\[f_{c,red} = k_c \cdot f_{c} = \eta _{fc} \cdot k_{c2} \cdot f_{c}\]

\[{\eta _{fc}} = {\left( {\frac{{30}}{{{f_{c}}}}} \right)^{\frac{1}{3}}} \le 1\]

where:

*k** _{c }*is the global reduction factor of the compressive strength

*k*_{c}_{2} is the reduction factor due to the presence of transverse cracking

*f** _{c}* is the concrete cylinder characteristic strength (in MPa for the definition of

*\( \eta_{fc} \)*).

There is also a reduction of the* k*_{c}_{2} factor because of the stability of the calculation. This reduction doesn't influence the total strength of members. Assuming *f** _{cd}* value as the factored strength of concrete (design value), the

*k*

_{c}_{2}value is reduced according to the following rules.

σ_{c}_{2}_{r}* < 0.11f*_{cd}* k*_{c}_{2}*=1.0
0.11f*

_{cd}*<*σ

_{c}_{2}

_{r}*< 0.37f*

_{cd}*k*

_{c}_{2}

*is a linear interpolation between 1.0 and the value taken from the*

graph displayed in Fig. 2f

*σ*

_{c}_{2}

_{r}*> 0.37f*

_{cd}*k*

_{c}_{2}

*is directly taken from the graph from Fig. 2f*

#### Reinforcement

The idealized bilinear stress-strain diagram for the bare reinforcing bars typically defined by design codes (Fig. 2d) is considered. The definition of this diagram only requires the basic properties of the reinforcement to be known during the design phase (strength and ductility class). A user-defined stress-strain relationship can also be defined.

Tension stiffening is accounted for by modifying the input stress-strain relationship of the bare reinforcing bar in order to capture the average stiffness of the bars embedded in the concrete (ε* _{m}*).

#### Bond model

Bond-slip between reinforcement and concrete is introduced in the finite element model by considering the simplified rigid-perfectly plastic constitutive relationship presented in Fig. 2f, with *f** _{bd}* being the design value (factored value) of the ultimate bond stress specified by the design code for the specific bond conditions.

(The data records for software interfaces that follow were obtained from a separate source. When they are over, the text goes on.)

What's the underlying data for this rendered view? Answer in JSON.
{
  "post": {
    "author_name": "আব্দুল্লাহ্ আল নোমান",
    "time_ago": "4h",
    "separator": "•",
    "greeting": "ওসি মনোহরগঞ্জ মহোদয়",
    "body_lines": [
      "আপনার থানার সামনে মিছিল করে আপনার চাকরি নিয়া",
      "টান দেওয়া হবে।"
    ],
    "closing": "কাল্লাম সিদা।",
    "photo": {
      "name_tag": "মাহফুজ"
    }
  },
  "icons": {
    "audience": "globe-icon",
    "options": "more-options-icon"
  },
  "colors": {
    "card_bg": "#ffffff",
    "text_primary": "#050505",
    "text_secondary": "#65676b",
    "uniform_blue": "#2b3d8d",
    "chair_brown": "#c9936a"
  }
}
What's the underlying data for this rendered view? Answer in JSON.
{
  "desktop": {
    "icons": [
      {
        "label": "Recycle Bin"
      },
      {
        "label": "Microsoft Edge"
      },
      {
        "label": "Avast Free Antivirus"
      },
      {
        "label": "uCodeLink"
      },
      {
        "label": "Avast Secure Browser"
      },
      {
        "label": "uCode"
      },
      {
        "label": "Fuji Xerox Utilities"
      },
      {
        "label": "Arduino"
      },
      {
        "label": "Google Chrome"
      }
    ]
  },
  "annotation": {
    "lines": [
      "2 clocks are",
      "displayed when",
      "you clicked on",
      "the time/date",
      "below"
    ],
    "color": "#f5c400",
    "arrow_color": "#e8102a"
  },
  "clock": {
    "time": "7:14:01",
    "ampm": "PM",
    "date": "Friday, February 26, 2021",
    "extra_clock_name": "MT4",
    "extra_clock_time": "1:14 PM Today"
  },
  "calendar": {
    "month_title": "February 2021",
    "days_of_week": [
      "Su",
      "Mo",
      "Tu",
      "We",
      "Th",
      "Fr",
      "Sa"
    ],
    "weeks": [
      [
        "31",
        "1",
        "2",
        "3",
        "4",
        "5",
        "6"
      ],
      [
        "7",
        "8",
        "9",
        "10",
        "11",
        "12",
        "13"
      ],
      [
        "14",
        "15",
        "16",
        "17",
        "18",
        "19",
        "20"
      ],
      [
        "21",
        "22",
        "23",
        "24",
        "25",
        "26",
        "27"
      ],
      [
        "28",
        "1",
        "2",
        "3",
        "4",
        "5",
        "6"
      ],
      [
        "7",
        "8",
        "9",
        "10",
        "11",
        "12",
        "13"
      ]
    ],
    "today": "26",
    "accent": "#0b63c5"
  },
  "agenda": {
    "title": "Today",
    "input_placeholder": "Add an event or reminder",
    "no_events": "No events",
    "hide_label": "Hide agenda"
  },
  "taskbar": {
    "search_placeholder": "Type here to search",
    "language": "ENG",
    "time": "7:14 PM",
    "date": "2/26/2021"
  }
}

This is a simplified model with the sole purpose of verifying bond prescriptions according to design codes (i.e., anchorage of reinforcement). The reduction of the anchorage length when using hooks, loops, and similar bar shapes can be considered by defining a certain capacity at the end of the reinforcement, as will be described further.